Politics & National Security

The Senate Should Act Now to Confirm Brian Egan as State Department Legal Adviser

By John Bellinger
Wednesday, November 18, 2015, 8:14 PM

Senate Democrats have called for the rapid confirmation of several stalled Presidential nominees to important national security positions in light of the Paris attacks and the potential terrorist threat to the United States. Although this may strike Republicans as political opportunism, the Democrats are right. The Senate has been holding up several highly qualified and personally non-controversial nominees to critical national security jobs where they are needed.

One of the nominees is Brian Egan, the current NSC Legal Adviser who was nominated in September 2014 to be the Legal Adviser to the State Department. The position of State Department Legal Adviser has been vacant for nearly three years, the longest vacancy in history. Although I admit to a certain bias, the position is important both internationally and inside the U.S. Government, especially at this time. The Legal Adviser is the senior international lawyer for the U.S. Government. The Legal Adviser works especially closely with senior officials of other countries on counter-terrorism issues and helps resolve legal impasses in international cooperation. As I have explained before, the Legal Adviser is also the voice of the U.S. Government on international law; the Legal Adviser can authoritatively call out other countries (such as Russia and China) on international law violations, and can explain and defend sometimes controversial U.S. actions (such as the use of drones or detention of terror suspects without trial).

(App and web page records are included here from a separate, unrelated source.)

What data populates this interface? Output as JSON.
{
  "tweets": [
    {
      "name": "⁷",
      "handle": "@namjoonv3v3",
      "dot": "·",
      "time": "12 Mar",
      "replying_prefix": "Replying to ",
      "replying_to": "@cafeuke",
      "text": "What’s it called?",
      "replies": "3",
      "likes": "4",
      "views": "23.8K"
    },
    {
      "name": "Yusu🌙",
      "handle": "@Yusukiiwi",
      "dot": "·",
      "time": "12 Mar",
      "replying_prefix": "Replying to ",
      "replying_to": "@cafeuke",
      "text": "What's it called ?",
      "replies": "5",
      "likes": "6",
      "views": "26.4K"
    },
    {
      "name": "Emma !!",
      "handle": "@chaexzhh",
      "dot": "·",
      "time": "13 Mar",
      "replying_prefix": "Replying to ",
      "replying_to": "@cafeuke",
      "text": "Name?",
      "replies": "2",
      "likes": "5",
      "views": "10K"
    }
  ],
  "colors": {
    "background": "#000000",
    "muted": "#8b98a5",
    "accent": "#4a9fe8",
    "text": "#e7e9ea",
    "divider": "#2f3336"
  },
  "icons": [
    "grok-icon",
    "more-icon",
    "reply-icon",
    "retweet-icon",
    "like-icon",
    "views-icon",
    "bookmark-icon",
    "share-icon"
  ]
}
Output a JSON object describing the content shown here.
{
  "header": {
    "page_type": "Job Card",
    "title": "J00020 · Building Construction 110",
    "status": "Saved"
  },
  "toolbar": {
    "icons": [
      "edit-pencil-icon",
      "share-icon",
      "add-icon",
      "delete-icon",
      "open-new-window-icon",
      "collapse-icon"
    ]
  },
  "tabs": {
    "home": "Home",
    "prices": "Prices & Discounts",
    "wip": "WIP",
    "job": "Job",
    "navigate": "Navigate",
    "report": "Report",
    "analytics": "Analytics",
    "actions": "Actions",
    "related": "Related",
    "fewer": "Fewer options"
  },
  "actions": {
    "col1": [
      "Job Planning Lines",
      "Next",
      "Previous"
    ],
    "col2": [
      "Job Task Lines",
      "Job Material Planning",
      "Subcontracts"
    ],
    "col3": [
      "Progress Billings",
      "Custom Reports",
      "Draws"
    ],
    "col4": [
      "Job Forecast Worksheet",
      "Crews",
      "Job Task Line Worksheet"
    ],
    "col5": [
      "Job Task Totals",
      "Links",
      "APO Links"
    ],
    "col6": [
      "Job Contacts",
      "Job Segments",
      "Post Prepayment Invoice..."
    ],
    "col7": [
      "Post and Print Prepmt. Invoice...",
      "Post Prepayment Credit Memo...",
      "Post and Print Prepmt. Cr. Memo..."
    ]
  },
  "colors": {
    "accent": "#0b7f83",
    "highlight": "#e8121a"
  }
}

Brian Egan -- who had the misfortune to work for me for four years -- is especially well-qualified to be Legal Adviser. He is a non-political career lawyer who has served in the State Department, the Treasury Department, and the National Security Council. Having also served as NSC Legal Adviser before becoming State Department Legal Adviser, I can say that Brian comes extremely well-prepared for the position at the State Department. He has spent as much time on counter-terrorism issues as any senior lawyer in the Executive branch. He knows the law, the issues, the players, and the governmental processes.

Given my prior service in the White House, Senate Democrats could have chosen to block my confirmation in 2005 but, after a brief delay, they chose not to do so. Senate Republicans should now put politics aside and confirm Brian Egan, and other important nominees, without further delay.